A colleague, Janine, mainly answers questions to do with English classes, especially grammar and spelling, and explains that the majority of the hundreds of queries they receive daily are through Facebook, since many homes in the Philippines do not have Wi-Fi connection, but they do have phone data plans that allow them to connect to the social network for free, without consuming bytes.
Not surprisingly, the Philippines is the country that spends the most time on Facebook in the world.
Like many of Tele-Aral’s teachers, Rochel and Janine worked in a call center while studying, since a decade ago Manila became the world capital of these customer service centers of different multinationals, a sector that before the pandemic employed more than 1 million Filipinos and accounted for 11 percent of the Philippines’ GDP.

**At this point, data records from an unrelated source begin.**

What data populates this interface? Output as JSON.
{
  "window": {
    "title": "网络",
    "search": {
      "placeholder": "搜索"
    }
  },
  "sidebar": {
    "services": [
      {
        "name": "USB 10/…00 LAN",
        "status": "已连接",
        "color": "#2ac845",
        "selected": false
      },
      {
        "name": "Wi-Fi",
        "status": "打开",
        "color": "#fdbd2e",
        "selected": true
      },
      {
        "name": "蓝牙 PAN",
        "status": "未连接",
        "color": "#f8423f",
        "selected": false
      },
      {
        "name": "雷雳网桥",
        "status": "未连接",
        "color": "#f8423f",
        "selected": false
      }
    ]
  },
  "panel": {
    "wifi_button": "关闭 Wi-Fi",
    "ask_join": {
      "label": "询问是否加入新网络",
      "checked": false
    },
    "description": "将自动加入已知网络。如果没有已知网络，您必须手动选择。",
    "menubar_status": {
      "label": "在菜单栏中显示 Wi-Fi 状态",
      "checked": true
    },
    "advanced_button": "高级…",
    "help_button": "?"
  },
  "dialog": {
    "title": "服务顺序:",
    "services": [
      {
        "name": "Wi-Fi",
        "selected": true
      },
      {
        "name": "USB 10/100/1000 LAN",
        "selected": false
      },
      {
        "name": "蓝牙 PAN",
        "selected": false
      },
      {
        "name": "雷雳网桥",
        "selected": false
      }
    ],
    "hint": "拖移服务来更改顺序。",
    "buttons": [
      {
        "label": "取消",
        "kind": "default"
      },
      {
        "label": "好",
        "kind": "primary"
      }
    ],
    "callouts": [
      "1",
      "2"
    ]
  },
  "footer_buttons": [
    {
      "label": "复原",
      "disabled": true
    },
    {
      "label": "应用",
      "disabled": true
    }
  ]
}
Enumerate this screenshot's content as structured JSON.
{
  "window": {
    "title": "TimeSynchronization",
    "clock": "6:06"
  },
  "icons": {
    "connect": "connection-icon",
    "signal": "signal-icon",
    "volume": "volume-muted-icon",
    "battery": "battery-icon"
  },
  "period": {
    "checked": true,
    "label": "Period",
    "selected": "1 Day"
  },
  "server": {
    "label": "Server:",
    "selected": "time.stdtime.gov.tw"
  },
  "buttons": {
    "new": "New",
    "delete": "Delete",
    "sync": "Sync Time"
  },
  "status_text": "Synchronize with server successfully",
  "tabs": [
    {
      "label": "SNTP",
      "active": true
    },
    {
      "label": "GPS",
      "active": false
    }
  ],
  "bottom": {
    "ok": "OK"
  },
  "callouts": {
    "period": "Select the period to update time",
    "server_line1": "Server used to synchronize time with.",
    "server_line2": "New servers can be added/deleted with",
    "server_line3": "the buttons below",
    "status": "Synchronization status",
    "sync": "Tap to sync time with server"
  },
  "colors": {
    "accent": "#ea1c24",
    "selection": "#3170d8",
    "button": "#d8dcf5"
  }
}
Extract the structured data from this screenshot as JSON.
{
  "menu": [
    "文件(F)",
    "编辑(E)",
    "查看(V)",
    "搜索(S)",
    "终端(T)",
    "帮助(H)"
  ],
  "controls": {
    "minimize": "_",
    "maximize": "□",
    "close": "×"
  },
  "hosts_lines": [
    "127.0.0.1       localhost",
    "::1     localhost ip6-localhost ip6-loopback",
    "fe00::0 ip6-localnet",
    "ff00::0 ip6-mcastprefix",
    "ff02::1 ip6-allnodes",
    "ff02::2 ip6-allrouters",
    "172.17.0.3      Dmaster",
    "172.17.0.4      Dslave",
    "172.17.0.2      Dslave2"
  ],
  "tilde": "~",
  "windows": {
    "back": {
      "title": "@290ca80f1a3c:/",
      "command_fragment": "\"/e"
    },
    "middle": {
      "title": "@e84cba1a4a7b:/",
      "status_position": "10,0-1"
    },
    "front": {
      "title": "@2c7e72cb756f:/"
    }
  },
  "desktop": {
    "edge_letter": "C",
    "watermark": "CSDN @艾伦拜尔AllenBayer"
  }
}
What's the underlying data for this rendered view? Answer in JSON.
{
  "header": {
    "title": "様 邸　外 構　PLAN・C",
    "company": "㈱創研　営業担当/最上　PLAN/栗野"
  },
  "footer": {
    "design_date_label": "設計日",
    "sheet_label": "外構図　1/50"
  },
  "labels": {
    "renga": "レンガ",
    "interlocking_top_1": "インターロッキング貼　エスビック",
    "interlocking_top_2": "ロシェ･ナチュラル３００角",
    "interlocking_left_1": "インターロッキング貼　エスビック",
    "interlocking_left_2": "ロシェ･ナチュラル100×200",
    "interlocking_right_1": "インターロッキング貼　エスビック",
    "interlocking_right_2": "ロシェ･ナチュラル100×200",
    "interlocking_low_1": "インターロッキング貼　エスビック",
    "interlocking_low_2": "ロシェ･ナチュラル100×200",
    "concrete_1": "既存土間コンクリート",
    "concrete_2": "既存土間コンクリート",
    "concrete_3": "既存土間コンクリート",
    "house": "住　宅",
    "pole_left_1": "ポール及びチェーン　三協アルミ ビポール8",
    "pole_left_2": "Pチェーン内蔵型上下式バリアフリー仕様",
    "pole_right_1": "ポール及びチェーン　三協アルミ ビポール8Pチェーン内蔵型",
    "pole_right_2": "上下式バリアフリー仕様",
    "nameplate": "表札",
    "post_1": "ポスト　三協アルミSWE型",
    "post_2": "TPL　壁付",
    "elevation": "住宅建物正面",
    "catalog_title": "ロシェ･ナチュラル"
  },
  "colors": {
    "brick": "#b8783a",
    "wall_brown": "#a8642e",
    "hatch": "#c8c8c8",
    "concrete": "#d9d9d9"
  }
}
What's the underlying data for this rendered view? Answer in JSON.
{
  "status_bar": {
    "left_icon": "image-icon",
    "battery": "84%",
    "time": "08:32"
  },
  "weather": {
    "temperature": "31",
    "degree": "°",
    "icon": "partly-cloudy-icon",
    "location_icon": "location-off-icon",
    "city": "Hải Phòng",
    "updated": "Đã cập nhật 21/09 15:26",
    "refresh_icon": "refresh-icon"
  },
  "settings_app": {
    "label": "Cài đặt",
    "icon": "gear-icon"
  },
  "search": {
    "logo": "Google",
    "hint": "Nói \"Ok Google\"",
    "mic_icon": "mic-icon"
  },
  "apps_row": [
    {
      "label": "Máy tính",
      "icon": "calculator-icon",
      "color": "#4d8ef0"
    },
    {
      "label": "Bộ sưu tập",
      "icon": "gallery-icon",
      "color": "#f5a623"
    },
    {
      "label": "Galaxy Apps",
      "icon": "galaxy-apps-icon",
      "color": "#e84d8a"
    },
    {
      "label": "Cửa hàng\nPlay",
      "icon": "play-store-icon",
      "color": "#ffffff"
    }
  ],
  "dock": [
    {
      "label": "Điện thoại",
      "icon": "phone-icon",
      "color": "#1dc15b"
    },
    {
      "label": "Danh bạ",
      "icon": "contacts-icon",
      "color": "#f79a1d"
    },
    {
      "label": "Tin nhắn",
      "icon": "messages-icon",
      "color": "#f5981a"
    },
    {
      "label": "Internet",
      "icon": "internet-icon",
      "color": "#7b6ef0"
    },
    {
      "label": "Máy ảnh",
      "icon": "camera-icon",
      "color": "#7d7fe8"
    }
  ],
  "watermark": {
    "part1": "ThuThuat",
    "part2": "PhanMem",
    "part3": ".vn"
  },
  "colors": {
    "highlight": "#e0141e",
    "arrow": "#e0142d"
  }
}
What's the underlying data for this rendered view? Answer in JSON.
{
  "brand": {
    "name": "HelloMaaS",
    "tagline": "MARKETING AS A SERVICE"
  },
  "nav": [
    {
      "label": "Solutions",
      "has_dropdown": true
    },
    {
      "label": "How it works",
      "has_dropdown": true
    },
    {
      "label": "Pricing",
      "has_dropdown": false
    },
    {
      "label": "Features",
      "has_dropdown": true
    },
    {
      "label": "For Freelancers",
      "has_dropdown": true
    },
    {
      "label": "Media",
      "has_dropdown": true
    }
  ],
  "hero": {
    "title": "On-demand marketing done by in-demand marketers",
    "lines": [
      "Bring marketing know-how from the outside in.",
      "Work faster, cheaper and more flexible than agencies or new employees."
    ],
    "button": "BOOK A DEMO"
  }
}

“They are professional teachers, they have degrees in education, but a lot of them used to work before in a call center and have experience in customer assistance,” George Tizon, director of education for the Taguig city council and promoter of Tele-Aral, told EFE.
Safety measures are essential: temperature checks at the entrance, mandatory face masks and face shields, separation screens and social distancing between workers to avoid COVID-19 infections in the country with most infections in Southeast Asia, with about 346,500 cases and more than 6,400 deaths, with Manila as the epicenter.
The call center is installed in the Renato Cayetano school, taking advantage of the computer labs of the 10 public secondary schools in Taguig “in order to help the students and the parents who will go through the blended learning for this school year,” Tizon said.
But Tele-Aral is not only a solution to the current COVID-19 crisis – it will be fundamental in the new post-pandemic normal, even when a vaccine is available.
“We are looking for blended face-to-face learning once the vaccine is available. Therefore, in Taguig city, we won’t go back to the traditional classroom setting,” explained Tizon.
Despite initiatives such as Tele-Aral, the Department of Education estimates enrollment this year is 3 million lower than last year and many who have enrolled will have to overcome difficulties in this new teaching model.
In other parts of the capital – where a third of its 14 million inhabitants live below the poverty line – thousands of families have had to make a great financial effort to acquire devices and internet connectivity.
“I had to spend 5,000 (pesos, $103) in buying a cell phone so my two kids can follow the online classes and ask questions to the teachers,” says Christine Gamboa, who is employed as a domestic worker in several houses in Manila.
Despite her efforts, she is aware that her 6- and 8-year-old children are not going to learn as much this year as they would if they attended class every day, but she is satisfied with them not missing the academic year and is much calmer having them at home than outside facing the threat of COVID-19. EFE-EPA